Calling himself part of the "elderly young," Dr. Willem van Eekelen, former Defense Minister of the Netherlands, said: "What do I expect from young people today? Above all a sense of values and responsibility and a good dose of idealism and hope. Do you have a clear idea of what you want to do in life? Idealism is not pursuing a starry-eyed impossible objective but keeping a goal in mind whatever you do. If you have a problem, it is very difficult to solve it by attacking it head on. If you are able to change the context, you have a chance. But to change the context you have to know in detail what makes the other side tick: what are his or her motives, and interests and where might it be possible to find common ground. In Europe we have changed the context through a process of solidarity and enlightened self-interest. This may be a strange mix of idealism and pragmatism, but it works, if we are able to maintain our values and norms, apply them responsibly, and keep our idealism throughout the course."
Mrs. Zena Eggough, UPF-Austria’s Vice President and UN Liaison, played an important role in securing the use of the most prestigious available room at the UN in Vienna for this event. Her beloved husband, Martyn Nkanu Eggough, died just one month earlier. He was one of the most eminent Nigerians involved in international governance, being a Director of the United Nations Industrial Development Organization based in Vienna. Zena was deeply impressed by the outstanding young people who participated and plans to attend UPF International Leadership Conference in Abuja, Nigeria, later in July.
NGO activities at the UN in Vienna generally involve much smaller meetings of the older generations. In striking contrast, this event attracted over 200 participants, 70 percent of whom were under 30 years of age.
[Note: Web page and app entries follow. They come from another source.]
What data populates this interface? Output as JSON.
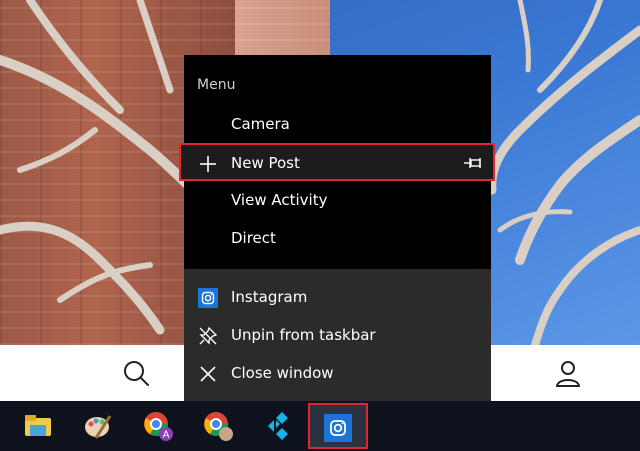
{
  "jumplist": {
    "header": "Menu",
    "tasks": [
      {
        "label": "Camera"
      },
      {
        "label": "New Post"
      },
      {
        "label": "View Activity"
      },
      {
        "label": "Direct"
      }
    ],
    "actions": [
      {
        "label": "Instagram",
        "icon": "instagram-icon"
      },
      {
        "label": "Unpin from taskbar",
        "icon": "unpin-icon"
      },
      {
        "label": "Close window",
        "icon": "close-icon"
      }
    ]
  },
  "taskbar": {
    "icons": [
      "file-explorer-icon",
      "paint-icon",
      "chrome-profile-a-icon",
      "chrome-profile-icon",
      "kodi-icon",
      "instagram-app-icon"
    ],
    "active_icon": "instagram-app-icon"
  },
  "colors": {
    "highlight_border": "#e0262f",
    "instagram_blue": "#1b74d6",
    "jumplist_bg": "#000000",
    "jumplist_lower_bg": "#2b2b2b"
  }
}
Note: We publicized the conference on the Internet and invited more than 1000 contacts worldwide through facebook. Two Australian students belonging to the Oak Tree Foundation who were studying in Geneva found out about the conference through the Internet and registered. Two students came from Russia and a young MP from Sri Lanka. We had applications from Nepal and several African nations who were unable to attend because of visa problems. We had expected 120 people for the session at the UN, and more than 200 people came. A representative of the United Nations Information System phoned two weeks before the conference offering to publicize the event. Other organizations became involved, seeing it as an opportunity to publicize their work. They included the Vienna city EU program "Youth in Action," the Academic Council of the United Nations System, the Austrian National Youth Council, Austrian Service Abroad, AIESEC in Austria, Projekt Concordia, and the Idea Society.